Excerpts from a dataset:
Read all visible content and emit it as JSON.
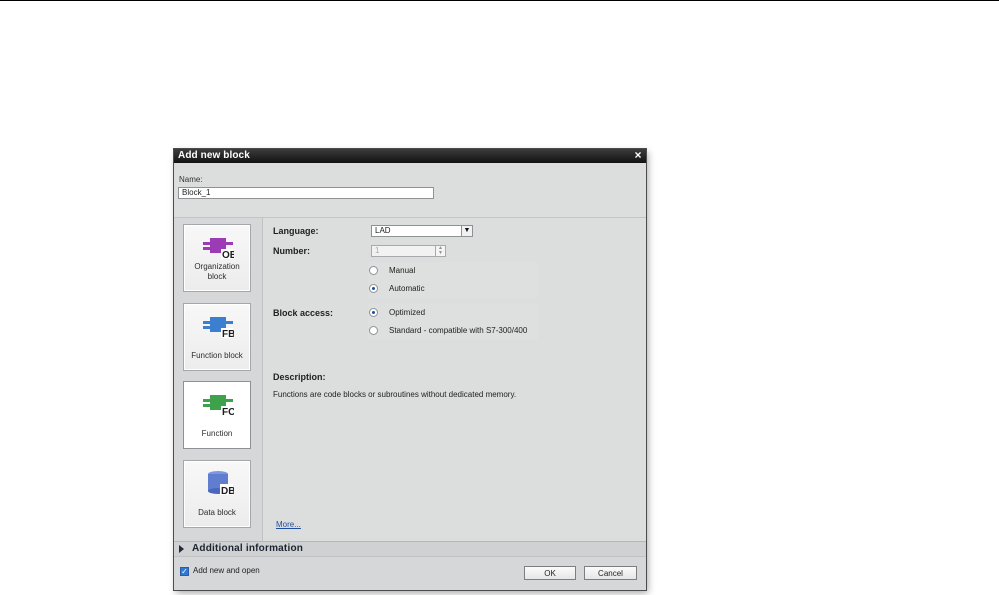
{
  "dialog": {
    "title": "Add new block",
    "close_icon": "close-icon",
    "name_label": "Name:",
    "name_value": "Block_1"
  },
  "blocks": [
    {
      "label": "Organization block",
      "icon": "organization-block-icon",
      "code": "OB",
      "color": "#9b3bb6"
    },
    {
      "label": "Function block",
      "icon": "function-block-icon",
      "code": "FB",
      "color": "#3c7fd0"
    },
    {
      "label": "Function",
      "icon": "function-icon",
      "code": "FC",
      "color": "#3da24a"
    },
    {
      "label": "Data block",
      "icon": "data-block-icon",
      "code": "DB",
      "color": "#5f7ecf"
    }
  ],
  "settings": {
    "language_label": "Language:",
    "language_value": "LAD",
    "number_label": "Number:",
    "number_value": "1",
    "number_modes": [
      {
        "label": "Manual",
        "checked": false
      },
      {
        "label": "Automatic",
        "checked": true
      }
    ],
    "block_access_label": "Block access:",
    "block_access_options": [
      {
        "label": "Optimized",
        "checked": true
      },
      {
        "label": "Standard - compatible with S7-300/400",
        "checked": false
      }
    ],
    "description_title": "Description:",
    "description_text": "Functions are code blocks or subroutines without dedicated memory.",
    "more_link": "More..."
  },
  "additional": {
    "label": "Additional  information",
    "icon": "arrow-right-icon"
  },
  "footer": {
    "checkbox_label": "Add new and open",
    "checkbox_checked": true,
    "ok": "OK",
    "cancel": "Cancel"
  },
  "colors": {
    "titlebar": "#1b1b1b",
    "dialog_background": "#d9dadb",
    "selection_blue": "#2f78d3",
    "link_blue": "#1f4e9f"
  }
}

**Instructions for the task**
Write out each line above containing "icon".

**Exercise response**
    "close_icon": "close-icon",
      "icon": "organization-block-icon",
      "icon": "function-block-icon",
      "icon": "function-icon",
      "icon": "data-block-icon",
    "icon": "arrow-right-icon"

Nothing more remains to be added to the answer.